Segment Start: EXTRACTED MATERIAL

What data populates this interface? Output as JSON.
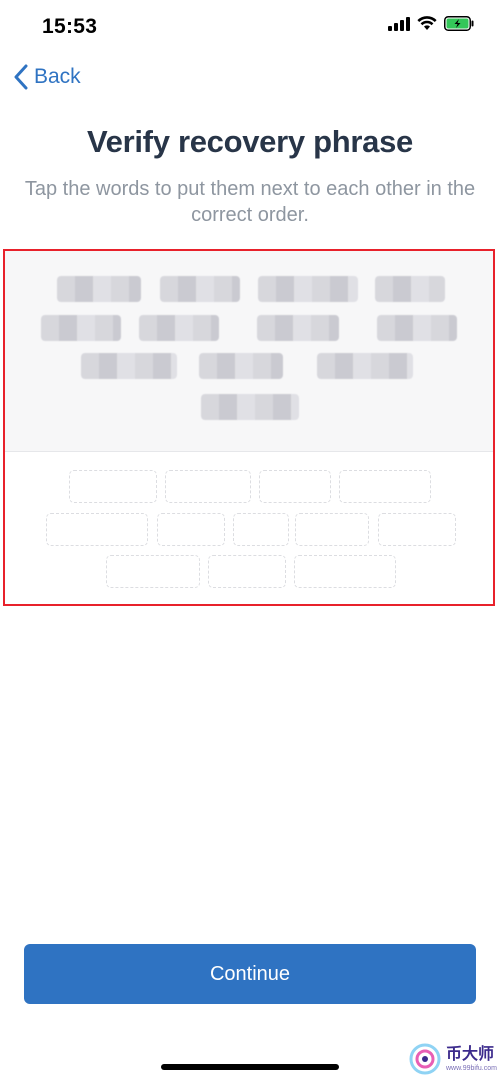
{
  "status_bar": {
    "time": "15:53"
  },
  "nav": {
    "back_label": "Back"
  },
  "header": {
    "title": "Verify recovery phrase",
    "subtitle": "Tap the words to put them next to each other in the correct order."
  },
  "word_pool": {
    "word_count": 12,
    "words_obscured": true
  },
  "answer_slots": {
    "slot_count": 12
  },
  "footer": {
    "continue_label": "Continue"
  },
  "watermark": {
    "main": "币大师",
    "url": "www.99bifu.com"
  },
  "colors": {
    "accent": "#2f73c2",
    "title": "#283548",
    "subtitle": "#8e96a0",
    "highlight_border": "#e8212b",
    "battery": "#34c759"
  }
}
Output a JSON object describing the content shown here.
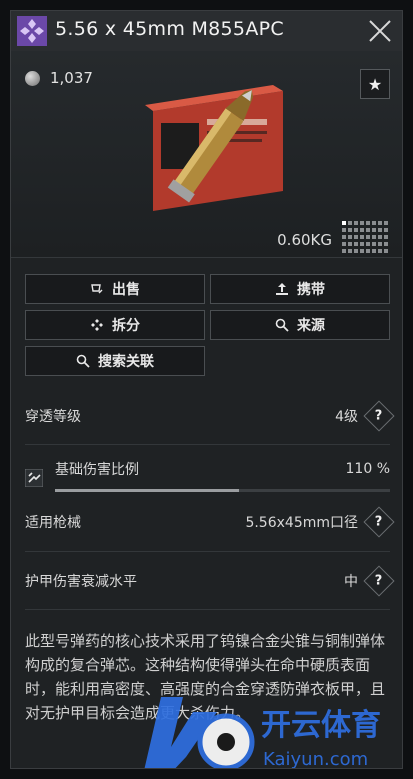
{
  "item": {
    "title": "5.56 x 45mm M855APC",
    "price": "1,037",
    "weight": "0.60KG"
  },
  "actions": {
    "sell": "出售",
    "carry": "携带",
    "disassemble": "拆分",
    "source": "来源",
    "search_related": "搜索关联"
  },
  "stats": {
    "penetration_label": "穿透等级",
    "penetration_value": "4级",
    "damage_label": "基础伤害比例",
    "damage_value": "110 %",
    "damage_fraction": 0.55,
    "weapon_label": "适用枪械",
    "weapon_value": "5.56x45mm口径",
    "armor_label": "护甲伤害衰减水平",
    "armor_value": "中",
    "help": "?"
  },
  "description": "此型号弹药的核心技术采用了钨镍合金尖锥与铜制弹体构成的复合弹芯。这种结构使得弹头在命中硬质表面时，能利用高密度、高强度的合金穿透防弹衣板甲，且对无护甲目标会造成更大杀伤力。",
  "watermark": {
    "logo_text": "开云体育",
    "logo_sub": "Kaiyun.com"
  },
  "colors": {
    "accent": "#8a5cc6",
    "panel": "#1f2224"
  },
  "icons": [
    "rarity-diamond-icon",
    "close-icon",
    "coin-icon",
    "star-icon",
    "weight-grid-icon",
    "sell-icon",
    "carry-icon",
    "disassemble-icon",
    "search-icon",
    "help-icon",
    "damage-icon"
  ]
}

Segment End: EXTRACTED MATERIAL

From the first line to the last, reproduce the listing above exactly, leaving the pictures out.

What data populates this interface? Output as JSON.
{
  "status_bar": {
    "time": "15:53"
  },
  "nav": {
    "back_label": "Back"
  },
  "header": {
    "title": "Verify recovery phrase",
    "subtitle": "Tap the words to put them next to each other in the correct order."
  },
  "word_pool": {
    "word_count": 12,
    "words_obscured": true
  },
  "answer_slots": {
    "slot_count": 12
  },
  "footer": {
    "continue_label": "Continue"
  },
  "watermark": {
    "main": "币大师",
    "url": "www.99bifu.com"
  },
  "colors": {
    "accent": "#2f73c2",
    "title": "#283548",
    "subtitle": "#8e96a0",
    "highlight_border": "#e8212b",
    "battery": "#34c759"
  }
}
Output a JSON object describing the content shown here.
{
  "item": {
    "title": "5.56 x 45mm M855APC",
    "price": "1,037",
    "weight": "0.60KG"
  },
  "actions": {
    "sell": "出售",
    "carry": "携带",
    "disassemble": "拆分",
    "source": "来源",
    "search_related": "搜索关联"
  },
  "stats": {
    "penetration_label": "穿透等级",
    "penetration_value": "4级",
    "damage_label": "基础伤害比例",
    "damage_value": "110 %",
    "damage_fraction": 0.55,
    "weapon_label": "适用枪械",
    "weapon_value": "5.56x45mm口径",
    "armor_label": "护甲伤害衰减水平",
    "armor_value": "中",
    "help": "?"
  },
  "description": "此型号弹药的核心技术采用了钨镍合金尖锥与铜制弹体构成的复合弹芯。这种结构使得弹头在命中硬质表面时，能利用高密度、高强度的合金穿透防弹衣板甲，且对无护甲目标会造成更大杀伤力。",
  "watermark": {
    "logo_text": "开云体育",
    "logo_sub": "Kaiyun.com"
  },
  "colors": {
    "accent": "#8a5cc6",
    "panel": "#1f2224"
  },
  "icons": [
    "rarity-diamond-icon",
    "close-icon",
    "coin-icon",
    "star-icon",
    "weight-grid-icon",
    "sell-icon",
    "carry-icon",
    "disassemble-icon",
    "search-icon",
    "help-icon",
    "damage-icon"
  ]
}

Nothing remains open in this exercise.